Our Lady of Paris, the literal translation for Notre-Dame de
Paris, has received an outpouring of public sympathy following a devastating
fire last week.
Having seen Notre-Dame in person I can tell you it’s something
The full cost of the fire is still being tallied but I’m not
sure you can put a price on something that is nearly irreplaceable.
There are times when it is not wise to invest in commercial
many potential investors don’t take the plunge out of fear of the unknown and years later regret it.
Let’s look at some examples of when you’d be advised not to
Last week, Saskatchewan’s
Minister of Finance Donna Harpauer released her second budget, which projects a
$34.4-million surplus for 2019.
Thinking selfishly, I wondered:
how does this budget impact commercial real estate sale investment in our
I purchased my second single family home in 1979. It was located at the end of a quiet cul-de-sac in a good neighborhood.
The downside was it backed onto a retail strip mall. That wasn’t a concern for me however because everything within that retail corridor was one storey.
Within a year of owning the home, it was announced that a five-storey office building would be constructed overlooking my rear yard.
I immediately sold the property.
Even though the project was public knowledge, I believed it would be easier to sell before it could be seen that the windows in that towering structure would have a full view of my yard.
From that early, first hand experience I can relate to
homeowners that are suddenly faced with a project that significantly impacts
the value of their home.
The Regina Leader-Post published an article in 2008 with Stu
Rathwell, a franchise partner in the new Regina’s Chili’s Grill and & Bar.
Stu shared that his Saskatoon location would be open by that
His optimism about the Chili’s brand was hopeful; if things
took off as he was hoping, he predicted people could expect to see several more
open across the province.
Fast forward to 2019.
If you happened upon Saskatoon’s Preston Crossing the last
week of February, you may have caught sight of Stu’s dream deflating right before
Entrepreneurs Louis and Shaol Pozez could not anticipate 63 years ago that the demise of their discount shoe business would be taken down by a network of computers
This isn’t a story from the rejected piles of Terminator franchise spinoffs; this is a reality.
The Pozez’ conception that grew into Payless ShoeSource brick and mortar stores across the U.S. and Canada are officially shuttering.
Their disregard for advancing online sales, in addition to highly leveraged assets, proved fatal.
I thought twice about writing this post!
Does it risk raising the question with the city
administrators: are our Saskatoon and Regina commercial property taxes too low?
Or… does it showcase just one more of the many benefits of
setting up shop in one of our two major Saskatchewan cities?
In an earlier post I referenced the
Canadian Property Tax Rate Benchmark Report released by Altus Group, and
supporting partner REALPAC with a focus on the commercial to residential tax
ratio. Continue Reading
The rules are the rules,
whether we like them or not.
Nowhere is this truer

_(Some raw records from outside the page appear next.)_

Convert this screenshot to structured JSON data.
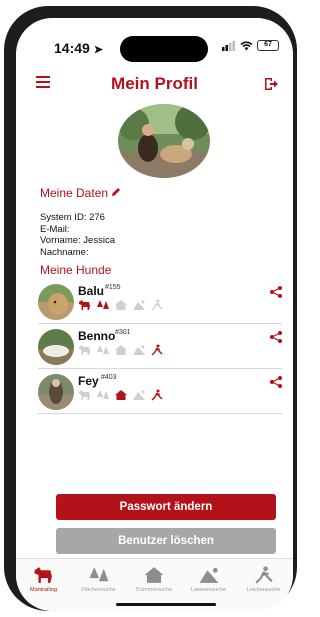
{
  "status_bar": {
    "time": "14:49",
    "battery": "67"
  },
  "header": {
    "title": "Mein Profil"
  },
  "my_data": {
    "title": "Meine Daten",
    "lines": [
      "System ID: 276",
      "E-Mail:",
      "Vorname: Jessica",
      "Nachname:"
    ]
  },
  "my_dogs": {
    "title": "Meine Hunde",
    "dogs": [
      {
        "name": "Balu",
        "id": "#155"
      },
      {
        "name": "Benno",
        "id": "#301"
      },
      {
        "name": "Fey",
        "id": "#403"
      }
    ]
  },
  "buttons": {
    "change_password": "Passwort ändern",
    "delete_user": "Benutzer löschen"
  },
  "tabs": [
    {
      "label": "Mantrailing",
      "icon": "dog-icon",
      "active": true
    },
    {
      "label": "Flächensuche",
      "icon": "trees-icon",
      "active": false
    },
    {
      "label": "Trümmersuche",
      "icon": "house-icon",
      "active": false
    },
    {
      "label": "Lawinensuche",
      "icon": "avalanche-icon",
      "active": false
    },
    {
      "label": "Leichensuche",
      "icon": "person-icon",
      "active": false
    }
  ],
  "colors": {
    "accent": "#b3121a",
    "muted": "#cfcfcf",
    "button_grey": "#a7a7a7"
  }
}
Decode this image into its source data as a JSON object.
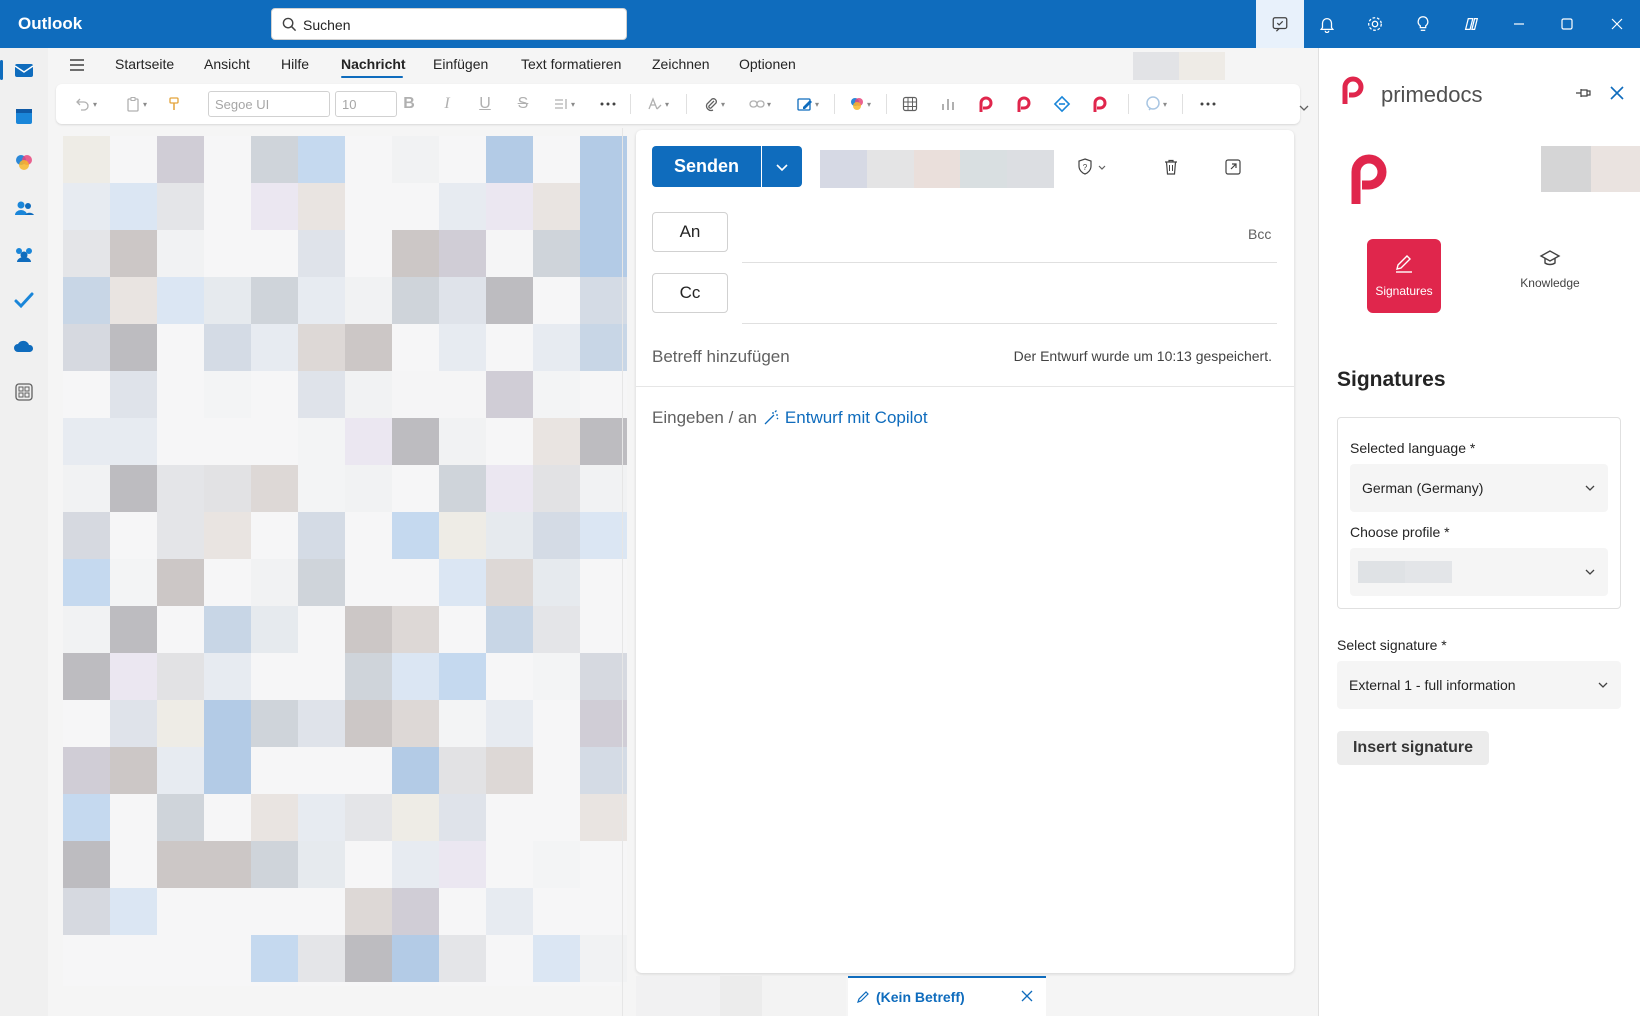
{
  "titlebar": {
    "app_title": "Outlook",
    "search_placeholder": "Suchen"
  },
  "ribbon": {
    "tabs": [
      "Startseite",
      "Ansicht",
      "Hilfe",
      "Nachricht",
      "Einfügen",
      "Text formatieren",
      "Zeichnen",
      "Optionen"
    ],
    "active_tab": "Nachricht",
    "font_name": "Segoe UI",
    "font_size": "10",
    "bold": "B",
    "italic": "I",
    "underline": "U",
    "strike": "S"
  },
  "compose": {
    "send_label": "Senden",
    "to_label": "An",
    "cc_label": "Cc",
    "bcc_label": "Bcc",
    "subject_placeholder": "Betreff hinzufügen",
    "draft_saved": "Der Entwurf wurde um 10:13 gespeichert.",
    "body_prefix": "Eingeben / an",
    "body_copilot": "Entwurf mit Copilot"
  },
  "bottom": {
    "draft_tab_label": "(Kein Betreff)"
  },
  "addin": {
    "brand": "primedocs",
    "nav": {
      "signatures": "Signatures",
      "knowledge": "Knowledge"
    },
    "heading": "Signatures",
    "language_label": "Selected language *",
    "language_value": "German (Germany)",
    "profile_label": "Choose profile *",
    "signature_label": "Select signature *",
    "signature_value": "External 1 - full information",
    "insert_button": "Insert signature"
  },
  "colors": {
    "accent": "#0f6cbd",
    "primedocs_red": "#e0264c"
  }
}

than as it applies to municipal zoning.
I find clients can
easily get discouraged in property searches when they discover where their business
is, and is not welcome, as determined by the local zoning bylaw.
If you’d have asked me a few years ago about the long-term fate of the independent commercial real estate broker, I would have honestly expressed some uncertainty (you may be thinking, “but Barry, you are an independent commercial real estate broker… that means you would have been questioning your own survival!).
Most of that
uncertainty arose from questioning the independent broker’s ability to keep
pace with potential investment required in metadata.
at the current differences between a national and an independent regional
commercial real estate broker.
I promised you that I’d hold myself accountable in
this Jan 2018 post and report back to you.
So, how did I do? At that time, I predicted a decline in the overall Saskatoon Industrial vacancy rate from 7.7 per cent to 6.2 per cent.
That was after a significant 2 per cent decline in the previous 12-month period.